III. Fossil fuels

Promotion of mining and drilling

Unlike its ghastly counterpart passed by the House, the Daschle-Bingaman bill does not open up the Arctic National Wildlife Refuge for drilling. But the Senate Democrats professed passion for putting the public s interest and environmental protection ahead of oil and coal industry profits is conspicuously absent in much of the rest of the Daschle energy bill.

Section 1232 of the legislation would bestow $1.8 billion on industry over the next decade to promote "coal-based technologies." This initiative mirrors the coal corporate welfare program that won approval in the House Energy bill last year. States and the federal government have been throwing taxpayers money at "clean coal" projects for years, with little to show for it. Over that same period, multinational coal corporations have been consolidating, merging, and using larger and larger equipment and fewer and fewer miners, achieving economies of scale and healthy financial returns. The coal conglomerates do not need, nor do they deserve, another handout from the American taxpayer especially one that is designed to further the nation s reliance on dirty fossil fuels.

Section 1231 of the Democrats bill calls for allocating more than $2 billion for research to promote oil and gas production both on- and offshore, and for "core fossil research and development."

Taking yet another cue from the House-passed bill, the Senate legislation establishes a program to subsidize industry research in ultra-deepwater drilling (Section 1234). The Senate bill does not allocate a specific dollar cost to the taxpayer for this environmental nightmare in the making, appropriating instead "such sums as may be necessary." When passed in the House, the program s price tag was estimated at $900 million.

Royalties "in-kind"

The oil industry s historic exploitation of taxpayer resources on public lands would be promoted and accelerated under the Daschle legislation. Section 610 allows the industry to make royalty payments "in kind," which is to say by depositing oil produced on federal lands to the Strategic Petroleum Reserve. Currently, producers pay royalties in the form of a percentage of the value of the oil. The in-kind program effectively makes the federal government an oil marketer, and raises a host of administrative and tax fairness questions.

The in-kind program is yet another provision that can also be found in the House energy bill, and earlier analyses of the provision estimated that the federal government could lose money.
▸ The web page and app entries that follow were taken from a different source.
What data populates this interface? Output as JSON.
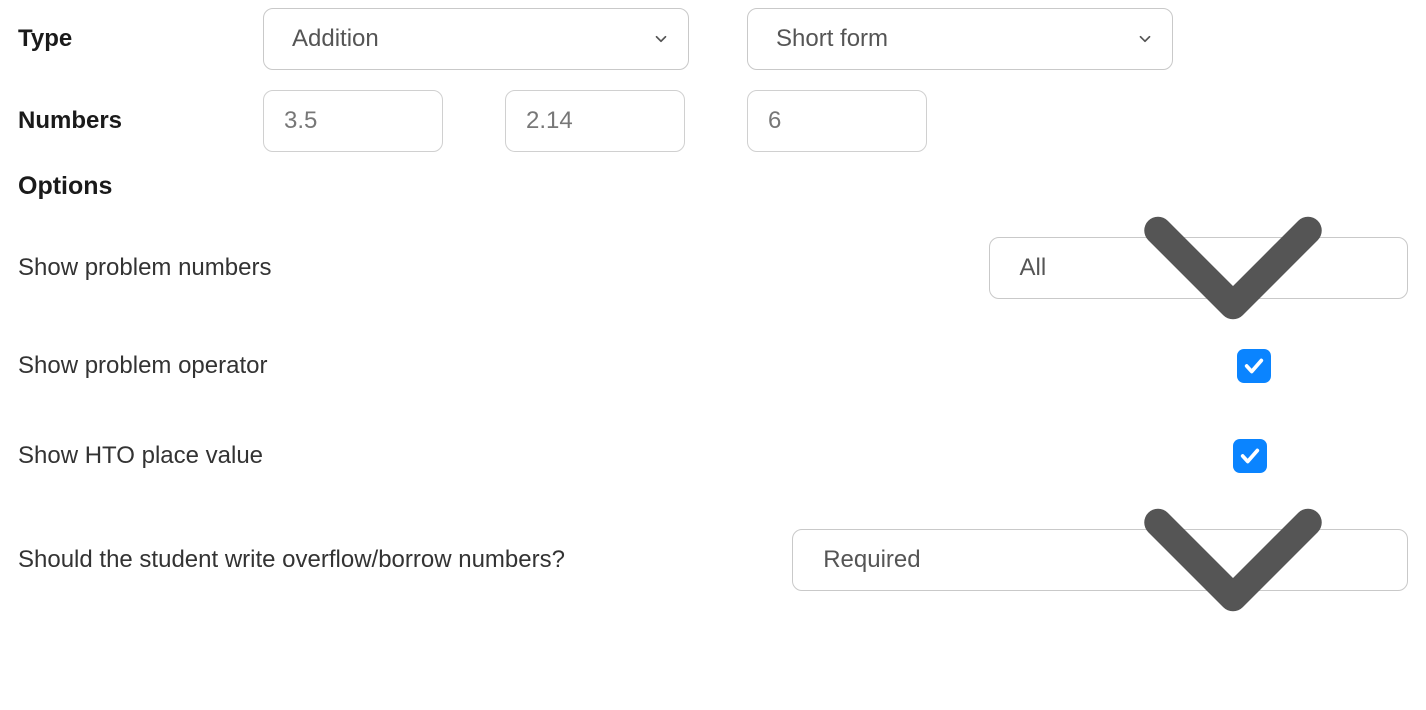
{
  "labels": {
    "type": "Type",
    "numbers": "Numbers",
    "options": "Options"
  },
  "type_select": {
    "value": "Addition"
  },
  "form_select": {
    "value": "Short form"
  },
  "numbers_inputs": {
    "n1": "3.5",
    "n2": "2.14",
    "n3": "6"
  },
  "options": {
    "show_problem_numbers": {
      "label": "Show problem numbers",
      "value": "All"
    },
    "show_problem_operator": {
      "label": "Show problem operator",
      "checked": true
    },
    "show_hto": {
      "label": "Show HTO place value",
      "checked": true
    },
    "overflow_borrow": {
      "label": "Should the student write overflow/borrow numbers?",
      "value": "Required"
    }
  }
}
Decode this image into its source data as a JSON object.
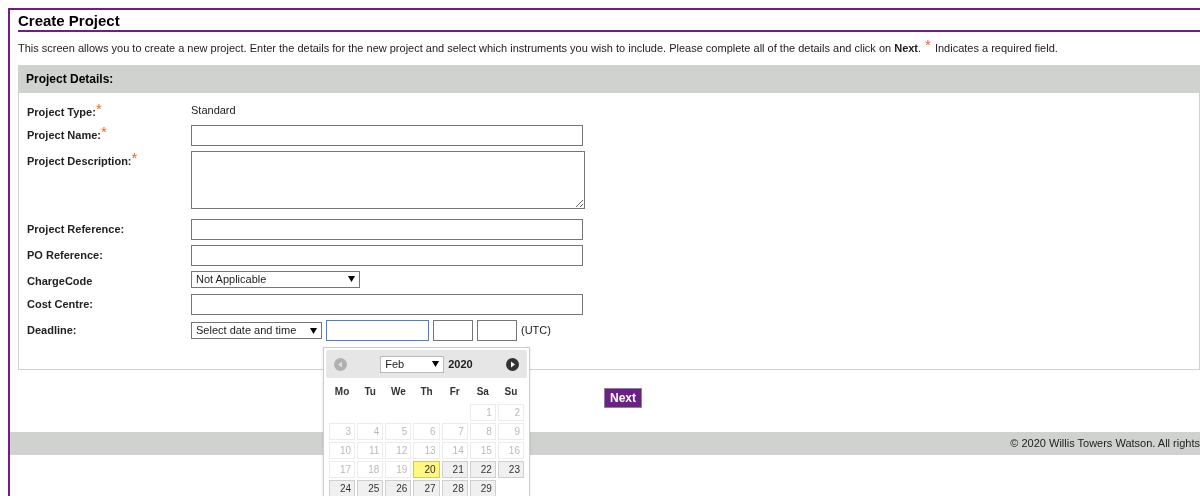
{
  "page_title": "Create Project",
  "intro": {
    "text": "This screen allows you to create a new project. Enter the details for the new project and select which instruments you wish to include. Please complete all of the details and click on **Next**.",
    "required_mark": "*",
    "required_note": "Indicates a required field."
  },
  "panel": {
    "title": "Project Details:",
    "fields": [
      {
        "kind": "static",
        "label": "Project Type:",
        "required_mark": "*",
        "value": "Standard"
      },
      {
        "kind": "text",
        "label": "Project Name:",
        "required_mark": "*"
      },
      {
        "kind": "textarea",
        "label": "Project Description:",
        "required_mark": "*"
      },
      {
        "kind": "text",
        "label": "Project Reference:"
      },
      {
        "kind": "text",
        "label": "PO Reference:"
      },
      {
        "kind": "select",
        "label": "ChargeCode",
        "value": "Not Applicable"
      },
      {
        "kind": "text",
        "label": "Cost Centre:"
      },
      {
        "kind": "datetime",
        "label": "Deadline:",
        "value": "Select date and time",
        "date_focused": true,
        "suffix": "(UTC)"
      }
    ]
  },
  "calendar": {
    "month": "Feb",
    "year": "2020",
    "prev_disabled": true,
    "next_disabled": false,
    "weekdays": [
      "Mo",
      "Tu",
      "We",
      "Th",
      "Fr",
      "Sa",
      "Su"
    ],
    "weeks": [
      [
        {
          "kind": "blank"
        },
        {
          "kind": "blank"
        },
        {
          "kind": "blank"
        },
        {
          "kind": "blank"
        },
        {
          "kind": "blank"
        },
        {
          "kind": "day",
          "label": "1",
          "disabled": true,
          "highlighted": false
        },
        {
          "kind": "day",
          "label": "2",
          "disabled": true,
          "highlighted": false
        }
      ],
      [
        {
          "kind": "day",
          "label": "3",
          "disabled": true,
          "highlighted": false
        },
        {
          "kind": "day",
          "label": "4",
          "disabled": true,
          "highlighted": false
        },
        {
          "kind": "day",
          "label": "5",
          "disabled": true,
          "highlighted": false
        },
        {
          "kind": "day",
          "label": "6",
          "disabled": true,
          "highlighted": false
        },
        {
          "kind": "day",
          "label": "7",
          "disabled": true,
          "highlighted": false
        },
        {
          "kind": "day",
          "label": "8",
          "disabled": true,
          "highlighted": false
        },
        {
          "kind": "day",
          "label": "9",
          "disabled": true,
          "highlighted": false
        }
      ],
      [
        {
          "kind": "day",
          "label": "10",
          "disabled": true,
          "highlighted": false
        },
        {
          "kind": "day",
          "label": "11",
          "disabled": true,
          "highlighted": false
        },
        {
          "kind": "day",
          "label": "12",
          "disabled": true,
          "highlighted": false
        },
        {
          "kind": "day",
          "label": "13",
          "disabled": true,
          "highlighted": false
        },
        {
          "kind": "day",
          "label": "14",
          "disabled": true,
          "highlighted": false
        },
        {
          "kind": "day",
          "label": "15",
          "disabled": true,
          "highlighted": false
        },
        {
          "kind": "day",
          "label": "16",
          "disabled": true,
          "highlighted": false
        }
      ],
      [
        {
          "kind": "day",
          "label": "17",
          "disabled": true,
          "highlighted": false
        },
        {
          "kind": "day",
          "label": "18",
          "disabled": true,
          "highlighted": false
        },
        {
          "kind": "day",
          "label": "19",
          "disabled": true,
          "highlighted": false
        },
        {
          "kind": "day",
          "label": "20",
          "disabled": false,
          "highlighted": true
        },
        {
          "kind": "day",
          "label": "21",
          "disabled": false,
          "highlighted": false
        },
        {
          "kind": "day",
          "label": "22",
          "disabled": false,
          "highlighted": false
        },
        {
          "kind": "day",
          "label": "23",
          "disabled": false,
          "highlighted": false
        }
      ],
      [
        {
          "kind": "day",
          "label": "24",
          "disabled": false,
          "highlighted": false
        },
        {
          "kind": "day",
          "label": "25",
          "disabled": false,
          "highlighted": false
        },
        {
          "kind": "day",
          "label": "26",
          "disabled": false,
          "highlighted": false
        },
        {
          "kind": "day",
          "label": "27",
          "disabled": false,
          "highlighted": false
        },
        {
          "kind": "day",
          "label": "28",
          "disabled": false,
          "highlighted": false
        },
        {
          "kind": "day",
          "label": "29",
          "disabled": false,
          "highlighted": false
        },
        {
          "kind": "blank"
        }
      ]
    ]
  },
  "next_button": "Next",
  "footer": "© 2020 Willis Towers Watson. All rights"
}
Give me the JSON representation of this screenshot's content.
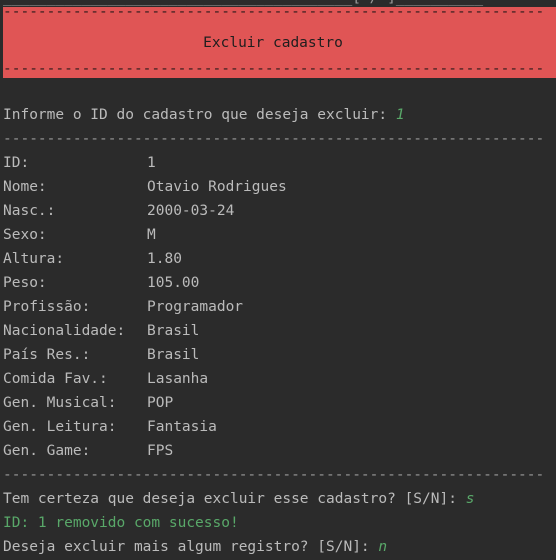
{
  "top_clipped_text": "________________________________________[ / ]__________",
  "banner": {
    "dashes": "--------------------------------------------------------------",
    "title": "Excluir cadastro"
  },
  "prompt_id": {
    "question": "Informe o ID do cadastro que deseja excluir: ",
    "answer": "1"
  },
  "separator": "--------------------------------------------------------------",
  "record": [
    {
      "key": "ID:",
      "value": "1"
    },
    {
      "key": "Nome:",
      "value": "Otavio Rodrigues"
    },
    {
      "key": "Nasc.:",
      "value": "2000-03-24"
    },
    {
      "key": "Sexo:",
      "value": "M"
    },
    {
      "key": "Altura:",
      "value": "1.80"
    },
    {
      "key": "Peso:",
      "value": "105.00"
    },
    {
      "key": "Profissão:",
      "value": "Programador"
    },
    {
      "key": "Nacionalidade:",
      "value": "Brasil"
    },
    {
      "key": "País Res.:",
      "value": "Brasil"
    },
    {
      "key": "Comida Fav.:",
      "value": "Lasanha"
    },
    {
      "key": "Gen. Musical:",
      "value": "POP"
    },
    {
      "key": "Gen. Leitura:",
      "value": "Fantasia"
    },
    {
      "key": "Gen. Game:",
      "value": "FPS"
    }
  ],
  "confirm": {
    "question": "Tem certeza que deseja excluir esse cadastro? [S/N]: ",
    "answer": "s"
  },
  "result_message": "ID: 1 removido com sucesso!",
  "again": {
    "question": "Deseja excluir mais algum registro? [S/N]: ",
    "answer": "n"
  },
  "colors": {
    "background": "#2b2b2b",
    "text": "#bbbbbb",
    "banner": "#e05555",
    "input_green": "#59a869"
  }
}
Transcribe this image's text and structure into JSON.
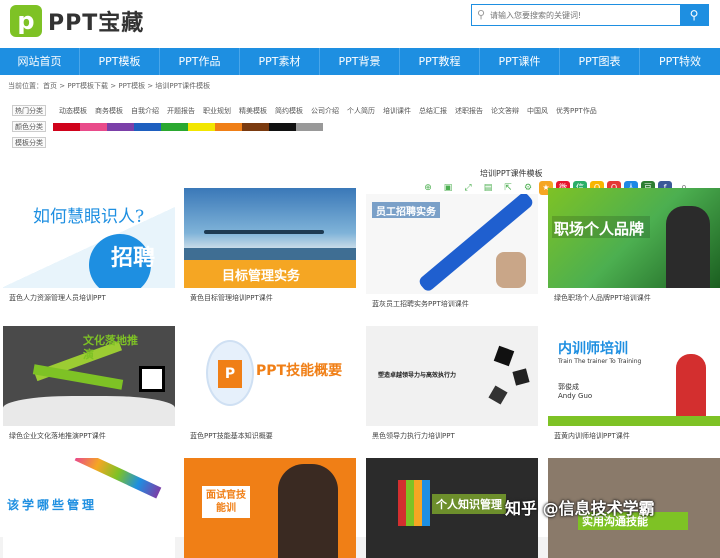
{
  "brand": {
    "name": "PPT宝藏",
    "logo_letter": "p",
    "accent": "#1e8fe1",
    "logo_color": "#7ec225"
  },
  "search": {
    "placeholder": "请输入您要搜索的关键词!",
    "icon": "search-icon",
    "button_icon": "search-icon"
  },
  "nav": [
    "网站首页",
    "PPT模板",
    "PPT作品",
    "PPT素材",
    "PPT背景",
    "PPT教程",
    "PPT课件",
    "PPT图表",
    "PPT特效"
  ],
  "breadcrumb": "当前位置：首页 > PPT模板下载 > PPT模板 > 培训PPT课件模板",
  "filters": {
    "hot_label": "热门分类",
    "hot_items": [
      "动态模板",
      "商务模板",
      "自我介绍",
      "开题报告",
      "职业规划",
      "精美模板",
      "简约模板",
      "公司介绍",
      "个人简历",
      "培训课件",
      "总结汇报",
      "述职报告",
      "论文答辩",
      "中国风",
      "优秀PPT作品"
    ],
    "color_label": "颜色分类",
    "colors": [
      "#d0021b",
      "#e94b8a",
      "#7b3fa8",
      "#1e5fbf",
      "#2aa830",
      "#f2e600",
      "#f07f16",
      "#7a3a0f",
      "#111111",
      "#999999"
    ],
    "template_label": "模板分类"
  },
  "section_title": "培训PPT课件模板",
  "share": {
    "count": "0"
  },
  "cards": [
    {
      "caption": "蓝色人力资源管理人员培训PPT",
      "title": "招聘",
      "subtitle": "如何慧眼识人?"
    },
    {
      "caption": "黄色目标管理培训PPT课件",
      "title": "目标管理实务"
    },
    {
      "caption": "蓝灰员工招聘实务PPT培训课件",
      "title": "员工招聘实务"
    },
    {
      "caption": "绿色职场个人品牌PPT培训课件",
      "title": "职场个人品牌"
    },
    {
      "caption": "绿色企业文化落地推演PPT课件",
      "title": "文化落地推演"
    },
    {
      "caption": "蓝色PPT技能基本知识概要",
      "title": "PPT技能概要"
    },
    {
      "caption": "黑色领导力执行力培训PPT",
      "title": "塑造卓越领导力与高效执行力"
    },
    {
      "caption": "蓝黄内训师培训PPT课件",
      "title": "内训师培训",
      "subtitle": "Train The trainer To Training",
      "name": "郭俊成",
      "name_en": "Andy Guo"
    },
    {
      "title": "该学哪些管理"
    },
    {
      "title": "面试官技能训"
    },
    {
      "title": "个人知识管理"
    },
    {
      "title": "实用沟通技能"
    }
  ],
  "watermark": "知乎 @信息技术学霸"
}
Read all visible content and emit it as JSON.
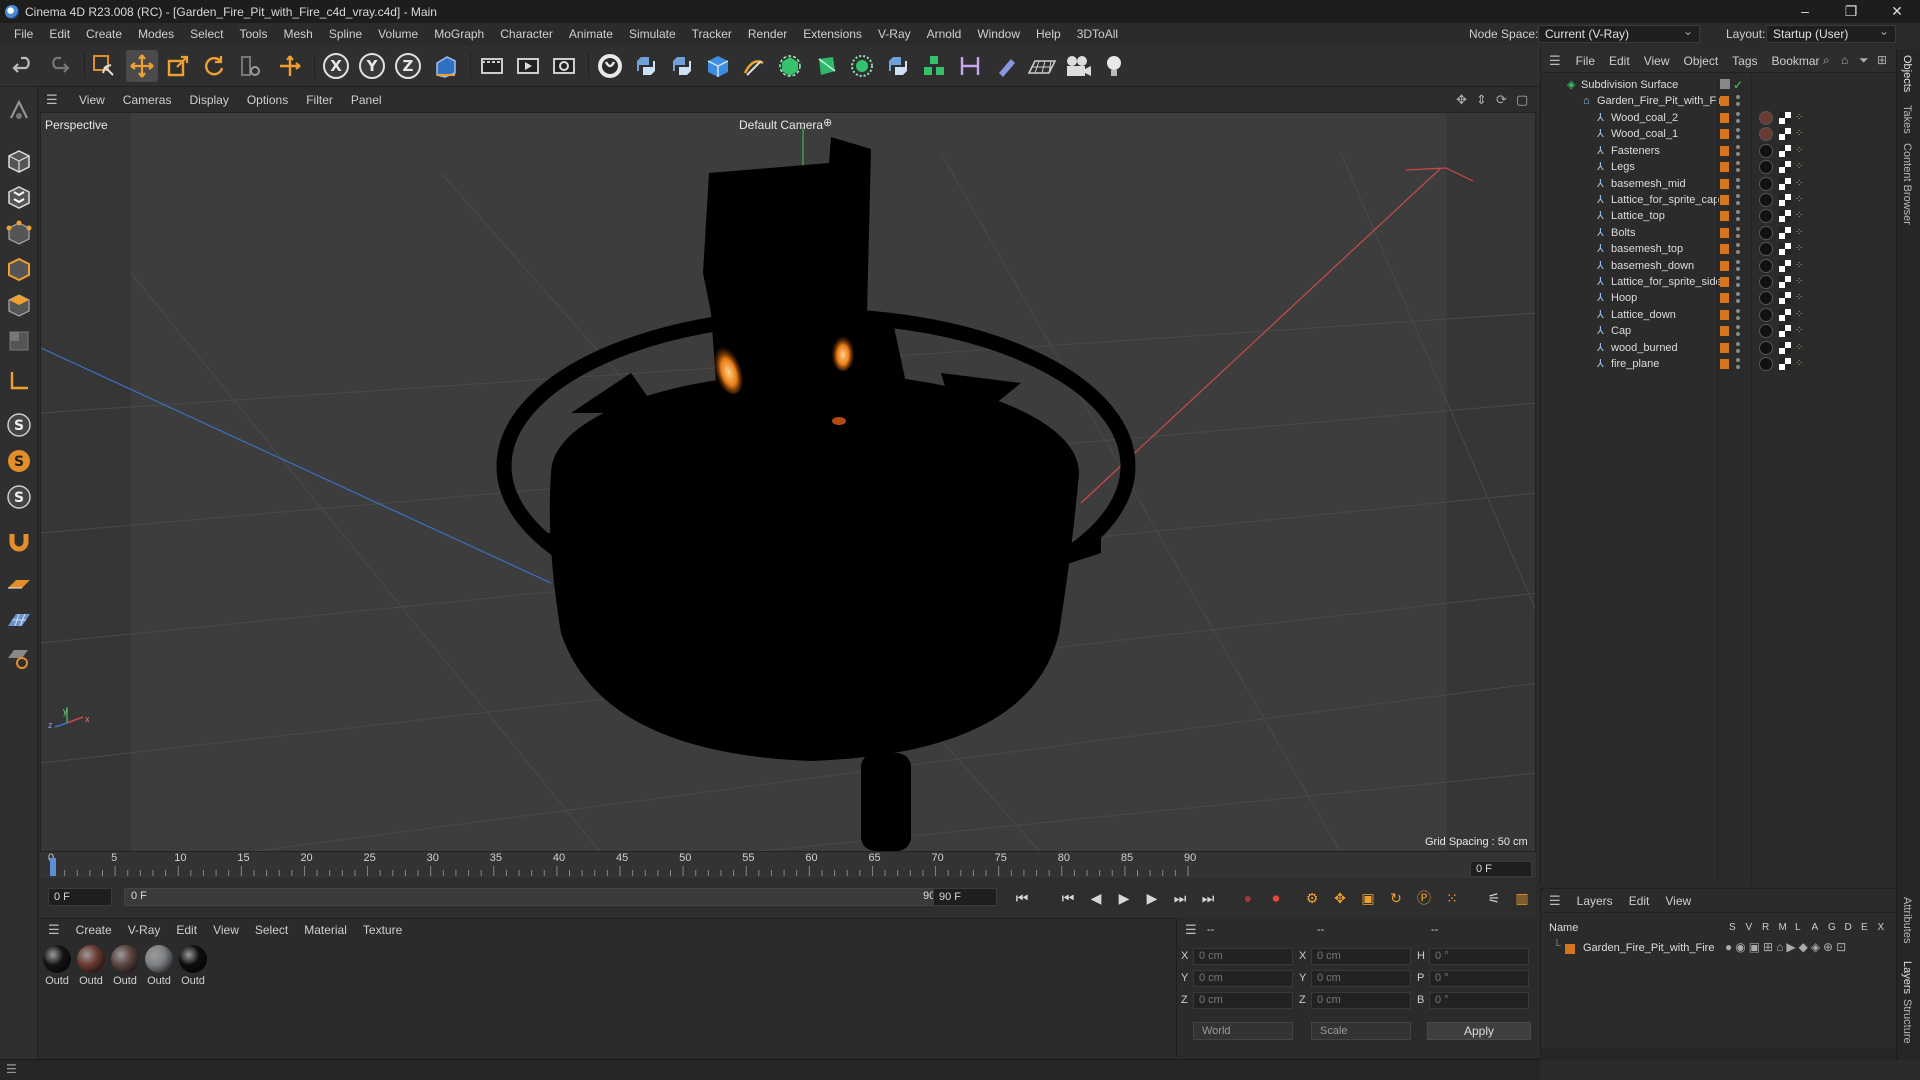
{
  "window": {
    "title": "Cinema 4D R23.008 (RC) - [Garden_Fire_Pit_with_Fire_c4d_vray.c4d] - Main",
    "controls": [
      "–",
      "❐",
      "✕"
    ]
  },
  "menubar": {
    "items": [
      "File",
      "Edit",
      "Create",
      "Modes",
      "Select",
      "Tools",
      "Mesh",
      "Spline",
      "Volume",
      "MoGraph",
      "Character",
      "Animate",
      "Simulate",
      "Tracker",
      "Render",
      "Extensions",
      "V-Ray",
      "Arnold",
      "Window",
      "Help",
      "3DToAll"
    ],
    "node_space_label": "Node Space:",
    "node_space_value": "Current (V-Ray)",
    "layout_label": "Layout:",
    "layout_value": "Startup (User)"
  },
  "viewport": {
    "menu": [
      "View",
      "Cameras",
      "Display",
      "Options",
      "Filter",
      "Panel"
    ],
    "view_name": "Perspective",
    "camera": "Default Camera",
    "grid_spacing": "Grid Spacing : 50 cm",
    "axes": {
      "x": "x",
      "y": "y",
      "z": "z"
    }
  },
  "timeline": {
    "ticks": [
      "0",
      "5",
      "10",
      "15",
      "20",
      "25",
      "30",
      "35",
      "40",
      "45",
      "50",
      "55",
      "60",
      "65",
      "70",
      "75",
      "80",
      "85",
      "90"
    ],
    "current_frame": "0 F",
    "start_field": "0 F",
    "range_start": "0 F",
    "range_end": "90 F",
    "end_field": "90 F"
  },
  "materials": {
    "menu": [
      "Create",
      "V-Ray",
      "Edit",
      "View",
      "Select",
      "Material",
      "Texture"
    ],
    "items": [
      {
        "label": "Outd",
        "color": "#141414"
      },
      {
        "label": "Outd",
        "color": "#6b3a32"
      },
      {
        "label": "Outd",
        "color": "#5b4540"
      },
      {
        "label": "Outd",
        "color": "#7d8084"
      },
      {
        "label": "Outd",
        "color": "#0e0e0e"
      }
    ]
  },
  "attributes": {
    "header_left": "--",
    "header_mid": "--",
    "header_right": "--",
    "rows": [
      {
        "a": "X",
        "av": "0 cm",
        "b": "X",
        "bv": "0 cm",
        "c": "H",
        "cv": "0 °"
      },
      {
        "a": "Y",
        "av": "0 cm",
        "b": "Y",
        "bv": "0 cm",
        "c": "P",
        "cv": "0 °"
      },
      {
        "a": "Z",
        "av": "0 cm",
        "b": "Z",
        "bv": "0 cm",
        "c": "B",
        "cv": "0 °"
      }
    ],
    "coord_mode": "World",
    "scale_mode": "Scale",
    "apply": "Apply"
  },
  "objects": {
    "menu": [
      "File",
      "Edit",
      "View",
      "Object",
      "Tags",
      "Bookmar"
    ],
    "root": "Subdivision Surface",
    "group": "Garden_Fire_Pit_with_Fire",
    "children": [
      "Wood_coal_2",
      "Wood_coal_1",
      "Fasteners",
      "Legs",
      "basemesh_mid",
      "Lattice_for_sprite_cap",
      "Lattice_top",
      "Bolts",
      "basemesh_top",
      "basemesh_down",
      "Lattice_for_sprite_side",
      "Hoop",
      "Lattice_down",
      "Cap",
      "wood_burned",
      "fire_plane"
    ]
  },
  "layers": {
    "menu": [
      "Layers",
      "Edit",
      "View"
    ],
    "name_header": "Name",
    "flags": [
      "S",
      "V",
      "R",
      "M",
      "L",
      "A",
      "G",
      "D",
      "E",
      "X"
    ],
    "items": [
      "Garden_Fire_Pit_with_Fire"
    ]
  },
  "right_tabs": [
    "Objects",
    "Takes",
    "Content Browser",
    "Attributes",
    "Layers",
    "Structure"
  ],
  "colors": {
    "accent": "#d9741e",
    "panel": "#2b2b2b",
    "viewport": "#3d3d3d"
  }
}
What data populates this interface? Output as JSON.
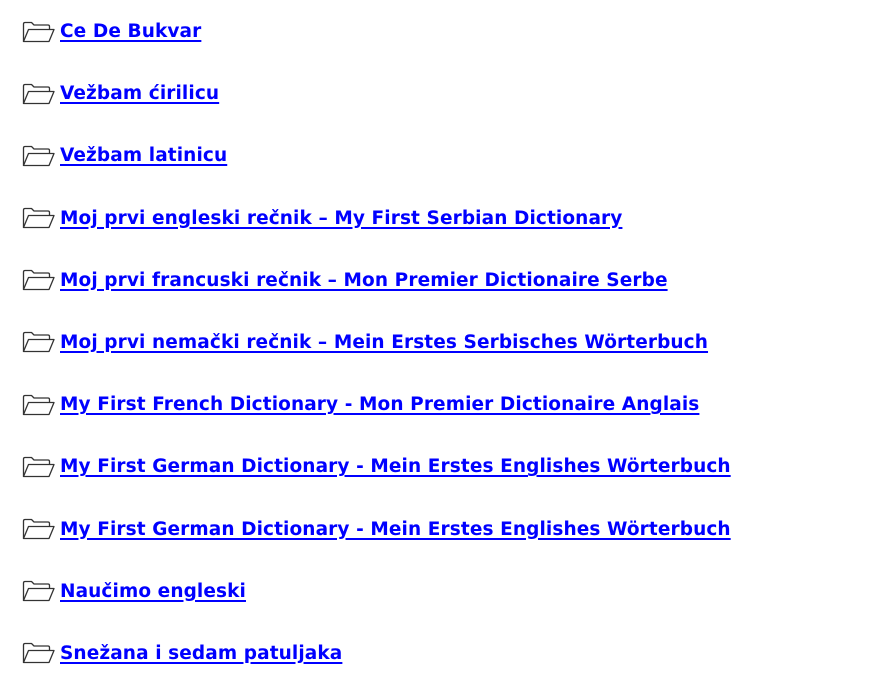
{
  "folders": [
    {
      "label": "Ce De Bukvar",
      "icon": "folder-icon"
    },
    {
      "label": "Vežbam ćirilicu",
      "icon": "folder-icon"
    },
    {
      "label": "Vežbam latinicu",
      "icon": "folder-icon"
    },
    {
      "label": "Moj prvi engleski rečnik – My First Serbian Dictionary",
      "icon": "folder-icon"
    },
    {
      "label": "Moj prvi francuski rečnik – Mon Premier Dictionaire Serbe",
      "icon": "folder-icon"
    },
    {
      "label": "Moj prvi nemački rečnik – Mein Erstes Serbisches Wörterbuch",
      "icon": "folder-icon"
    },
    {
      "label": "My First French Dictionary - Mon Premier Dictionaire Anglais",
      "icon": "folder-icon"
    },
    {
      "label": "My First German Dictionary - Mein Erstes Englishes Wörterbuch",
      "icon": "folder-icon"
    },
    {
      "label": "My First German Dictionary - Mein Erstes Englishes Wörterbuch",
      "icon": "folder-icon"
    },
    {
      "label": "Naučimo engleski",
      "icon": "folder-icon"
    },
    {
      "label": "Snežana i sedam patuljaka",
      "icon": "folder-icon"
    }
  ],
  "colors": {
    "link": "#0000ff",
    "icon_stroke": "#333333",
    "background": "#ffffff"
  }
}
Actually, the federal government would not be the only entity that would lose money under the program. Typically, about one-half of the royalties paid by energy companies for resources developed on federal lands is returned to the states where the resource was produced. Those state shares of federal royalty payments often soar into the hundreds of millions of dollars per year, and constitute a leading source of revenue for several energy producing states. In most instances, the states in turn earmark the federal mineral royalties toward education funding. Education, like the environment, is an issue for which politicians are eager to shout their support. But Section 610 of the Democratic energy bill is silent on the fiscal impacts to states (and by extension, schools) if oil companies are no longer paying substantial portions of mineral royalties that the companies would otherwise be paying.

Tax breaks

The tax break package that emerged from the Senate Finance Committee, and that will be rolled into the Democratic energy bill, grants an estimated $3.2 billion to the oil and gas industry over ten years.